We wanted to change it not because we wanted to separate ourselves from everyone else who makes things from reclaimed wood. We wanted to share what makes us who we are, why we do what we do, and why we like doing it for others. We came up with this:

“Making who you are, a part of where you are”

You can buy things from any store and hang it on your wall or put it on your shelf, but we want to offer something more than that for our customers. We want to take a little piece of your individuality and allow it to make wherever you are, reflect who you are.

-Tyler

On Simplicity

About, Design

“In character, in manner, in style, in all things, the supreme excellence is simplicity.”  | Henry Wadsworth Longfellow

As our business has grown, so have our tastes and preference for the work we do. There are a ton of websites and online stores where you can purchase reclaimed wood signs.

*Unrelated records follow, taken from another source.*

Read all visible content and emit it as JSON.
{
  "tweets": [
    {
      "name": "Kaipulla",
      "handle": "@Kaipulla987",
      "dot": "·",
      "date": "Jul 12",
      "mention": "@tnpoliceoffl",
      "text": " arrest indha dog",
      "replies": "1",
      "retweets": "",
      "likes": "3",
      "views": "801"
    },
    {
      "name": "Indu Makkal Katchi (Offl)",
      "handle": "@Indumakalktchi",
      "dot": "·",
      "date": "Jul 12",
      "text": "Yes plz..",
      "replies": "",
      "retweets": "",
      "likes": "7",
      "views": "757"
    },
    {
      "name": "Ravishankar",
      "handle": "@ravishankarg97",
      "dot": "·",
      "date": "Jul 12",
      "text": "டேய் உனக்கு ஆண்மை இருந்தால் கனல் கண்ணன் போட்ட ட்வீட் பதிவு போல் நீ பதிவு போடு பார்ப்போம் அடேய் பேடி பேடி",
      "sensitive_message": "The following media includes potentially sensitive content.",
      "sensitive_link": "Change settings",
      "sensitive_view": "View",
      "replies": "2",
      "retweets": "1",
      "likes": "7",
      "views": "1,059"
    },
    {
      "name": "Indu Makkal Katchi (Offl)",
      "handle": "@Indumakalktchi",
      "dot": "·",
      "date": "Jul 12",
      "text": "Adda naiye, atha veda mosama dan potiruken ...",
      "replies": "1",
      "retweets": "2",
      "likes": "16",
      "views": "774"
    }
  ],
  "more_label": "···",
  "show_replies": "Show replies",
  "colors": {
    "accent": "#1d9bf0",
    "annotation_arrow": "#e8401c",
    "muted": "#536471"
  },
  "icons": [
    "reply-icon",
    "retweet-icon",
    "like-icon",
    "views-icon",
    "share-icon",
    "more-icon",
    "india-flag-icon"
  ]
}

We want our work to be different. We have discovered that when given the option we would most always lean towards the feeling of simplicity in our projects.

And there’s a reason for that.

Our goal is to allow our work to occupy a space, not take it over.

We enjoy letting our signs be discovered, rather than be something that jumps out for attention as soon as you walk into a room. We hope anything you get from us becomes apart of your home and feels organic, like something you’ve owned for years. We work hard every day to make this evident in each thing we create.

The greatest thing about this work is that we enjoy the process as much as the finished product. Thank you for supporting us along the way!

MasonJar

 -Tyler

In the Shop

About

Square&Gloves

We’ve been spending more and more time in our little shop. For me this means the garage and for my wife it’s on the dinning room table. We have been cranking out some orders and getting to work on the last few items before Christmas season really begins. We are excited to say that we are expecting to be very busy for the next few months. We have several upcoming shows including Oktoberfest in Cullman, AL and Crafts for Clean Water in Meridianville, AL.

We hope to have tons of work to post soon. Until then here’s a few of a most recent favorites.

Thanks again for checking us out. Be sure to follow us on Instagram and Facebook.

Working Away

About

work table

We first want to say Thank You! We’ve had more success than we really believed we could. Since the time of our launch we have had a consistent stream of incoming orders. We’ve been busy working on everything from weddings gifts and anniversary presents to commercial signs and nursery decorations.  You’ve kept us busy and we love it.

We’ve been growing our Facebook page and Instagram accounts everyday. We’ve done several craft shows and have more on the way. We’ve met a ton of new people and have gotten to make some great things for the folks we already know.

We just wanted to take a moment to say thank you to everyone who has followed us so far. We are excited to see where it takes us and glad to have you with us!

Thank you,

Tyler & Lauren